PoliticsAmerica Forward


Women encounter steeper climb in educational administration

A new study shows that it takes women and people of color longer in their careers to be appointed to school districts' top leadership positions.
Posted at 5:24 PM, Mar 01, 2024

Angela Hodges doesn't need to think back very far to recall an instance of feeling outnumbered.

"I had a moment just last week," she said outside her college classroom. "We're all sitting in a room trying to problem-solve something with some secondary leaders, and I looked around and I was like, 'I am the only woman in this room.'"

Hodges and her classmate Shermika Fluker are high-ranking officials in suburban Texas school districts. They're also in grad school at the University of Texas in Austin, in a program specifically geared to groom superintendents.

"I've been the first in a lot of roles," Fluker said. "I've been the first African American woman in a lot of roles."

Women make up 77% of public school teachers and 56% of public school principals. We know these statistics because the Department of Education tracks them. They don't track for superintendents.

"It's kind of surprising in 2024 that we're not tracking for this," said David DeMatthews, who runs the program at UT Austin as well as the Texas Education Learning Lab. "The U.S. Department of Education was collecting this data, I think, up until the 1950s or '60s, and I think nobody was really interested at the time, and they just stopped collecting it."

But today we can tell you women make up a mere 29% of public-school superintendents. We can tell you, in the past few years, when a superintendent left their post, they were replaced by a man 2 out of 3 times. And we can tell you that 1 in 5 American superintendents has 1 of 10 first names.

We can say all of that because of the work at a different UT with a slightly different shade of orange.

Rachel S. White is a professor at the University of Tennessee in Knoxville. She founded and runs The Superintendent Lab. Her team calls every district in the nation every year to document who runs America's schools.

"We now have data that says very concretely that there are inequalities and inequities," White said. "And they persist through the whole pipeline. Having the data allows women — and they shouldn't have to — but it allows them to really strongly lean on empirical evidence that this is the reality in the field."

"I'm of the belief that public education is under attack," DeMatthews said. "We need our best leaders — those who are courageous, those who are committed to communities in these particular roles — to be advocates for public education and to push back when policymakers are doing things that are out of step."

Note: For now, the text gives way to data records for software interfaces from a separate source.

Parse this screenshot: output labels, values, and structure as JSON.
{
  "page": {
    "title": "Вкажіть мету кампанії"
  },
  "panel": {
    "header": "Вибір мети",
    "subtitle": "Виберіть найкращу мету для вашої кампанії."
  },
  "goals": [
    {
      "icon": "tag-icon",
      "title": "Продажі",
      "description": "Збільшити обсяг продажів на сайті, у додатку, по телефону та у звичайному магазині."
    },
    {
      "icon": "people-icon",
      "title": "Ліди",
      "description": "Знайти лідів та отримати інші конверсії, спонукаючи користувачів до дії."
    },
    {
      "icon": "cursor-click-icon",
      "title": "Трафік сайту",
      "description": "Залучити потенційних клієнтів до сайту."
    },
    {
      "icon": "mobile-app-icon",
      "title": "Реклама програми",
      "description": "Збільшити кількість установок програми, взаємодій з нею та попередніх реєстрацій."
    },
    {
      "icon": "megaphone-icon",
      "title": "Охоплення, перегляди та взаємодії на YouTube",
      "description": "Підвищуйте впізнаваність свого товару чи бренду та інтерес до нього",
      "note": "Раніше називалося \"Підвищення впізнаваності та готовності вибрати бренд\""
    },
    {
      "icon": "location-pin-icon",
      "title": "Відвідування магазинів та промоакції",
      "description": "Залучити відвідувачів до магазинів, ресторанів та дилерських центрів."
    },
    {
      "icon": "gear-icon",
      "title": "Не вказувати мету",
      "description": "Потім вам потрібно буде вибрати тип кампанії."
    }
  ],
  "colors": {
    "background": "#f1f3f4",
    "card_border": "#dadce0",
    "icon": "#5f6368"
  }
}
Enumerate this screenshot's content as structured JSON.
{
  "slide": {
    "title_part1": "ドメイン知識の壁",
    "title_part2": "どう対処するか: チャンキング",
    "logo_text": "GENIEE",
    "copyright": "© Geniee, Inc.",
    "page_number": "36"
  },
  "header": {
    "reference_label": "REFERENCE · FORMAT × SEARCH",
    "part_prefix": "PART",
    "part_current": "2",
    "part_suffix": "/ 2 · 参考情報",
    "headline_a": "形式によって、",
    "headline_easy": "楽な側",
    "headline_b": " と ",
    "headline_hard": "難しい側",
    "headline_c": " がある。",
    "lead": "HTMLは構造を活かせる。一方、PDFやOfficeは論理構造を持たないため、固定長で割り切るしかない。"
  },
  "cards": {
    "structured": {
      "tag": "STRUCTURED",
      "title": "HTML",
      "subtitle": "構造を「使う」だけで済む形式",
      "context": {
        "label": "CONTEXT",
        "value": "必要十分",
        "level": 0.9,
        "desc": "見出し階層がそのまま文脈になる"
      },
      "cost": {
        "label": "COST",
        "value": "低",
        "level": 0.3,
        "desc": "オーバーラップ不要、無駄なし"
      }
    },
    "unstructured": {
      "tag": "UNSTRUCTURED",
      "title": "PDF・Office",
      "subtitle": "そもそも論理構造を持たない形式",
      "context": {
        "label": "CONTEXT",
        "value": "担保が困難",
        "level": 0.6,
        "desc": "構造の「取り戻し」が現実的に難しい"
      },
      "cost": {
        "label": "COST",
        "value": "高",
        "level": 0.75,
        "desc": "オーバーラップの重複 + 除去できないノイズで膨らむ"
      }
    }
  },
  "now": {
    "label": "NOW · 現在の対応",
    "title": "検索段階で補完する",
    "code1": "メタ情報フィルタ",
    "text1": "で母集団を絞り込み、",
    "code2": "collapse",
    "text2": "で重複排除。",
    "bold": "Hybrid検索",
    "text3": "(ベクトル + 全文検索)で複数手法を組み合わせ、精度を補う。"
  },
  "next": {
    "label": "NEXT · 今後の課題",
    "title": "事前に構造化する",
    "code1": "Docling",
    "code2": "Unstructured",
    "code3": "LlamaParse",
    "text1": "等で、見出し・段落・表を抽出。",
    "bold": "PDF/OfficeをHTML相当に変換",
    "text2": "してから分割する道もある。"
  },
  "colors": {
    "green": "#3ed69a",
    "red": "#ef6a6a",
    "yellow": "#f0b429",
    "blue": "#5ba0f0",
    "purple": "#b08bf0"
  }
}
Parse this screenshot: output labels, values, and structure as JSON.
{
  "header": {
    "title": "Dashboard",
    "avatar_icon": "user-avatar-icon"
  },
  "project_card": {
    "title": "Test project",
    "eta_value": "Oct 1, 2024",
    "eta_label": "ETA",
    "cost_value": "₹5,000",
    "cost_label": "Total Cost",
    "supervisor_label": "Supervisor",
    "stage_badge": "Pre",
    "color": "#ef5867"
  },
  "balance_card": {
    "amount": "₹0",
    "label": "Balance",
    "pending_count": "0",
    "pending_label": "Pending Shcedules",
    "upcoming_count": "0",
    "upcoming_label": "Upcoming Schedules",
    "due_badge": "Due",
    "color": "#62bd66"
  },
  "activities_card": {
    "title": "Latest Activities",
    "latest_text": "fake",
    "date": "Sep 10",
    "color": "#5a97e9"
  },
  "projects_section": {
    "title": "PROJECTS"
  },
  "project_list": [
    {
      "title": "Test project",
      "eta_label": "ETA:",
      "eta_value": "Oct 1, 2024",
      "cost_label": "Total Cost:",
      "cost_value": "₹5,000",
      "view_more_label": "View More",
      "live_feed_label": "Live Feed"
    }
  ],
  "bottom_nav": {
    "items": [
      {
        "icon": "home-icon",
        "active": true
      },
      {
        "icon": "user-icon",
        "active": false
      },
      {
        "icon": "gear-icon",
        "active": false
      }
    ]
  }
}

To address an issue, you must confirm it exists. White and DeMatthews say having the data provides a path to discussion. In the meantime, Hodges and Fluker stay focused on the dry, technical, complicated work of preparing to fill a meaningful role.

"I don't live my day-to-day thinking about it," Hodges said. "I don't allow that to be a reason why I'm not somewhere I want to be. It's just kind of like an epiphany moment I'll have from time to time."

Utah bill would increase pay to make teaching a 6-figure job
Stock image of a teacher interacting with students.

Utah bill would increase pay to make teaching a 6-figure job

The bill carries a whopping $200 million price tag, but if the legislature passes it through, teachers could see pay boosts this summer.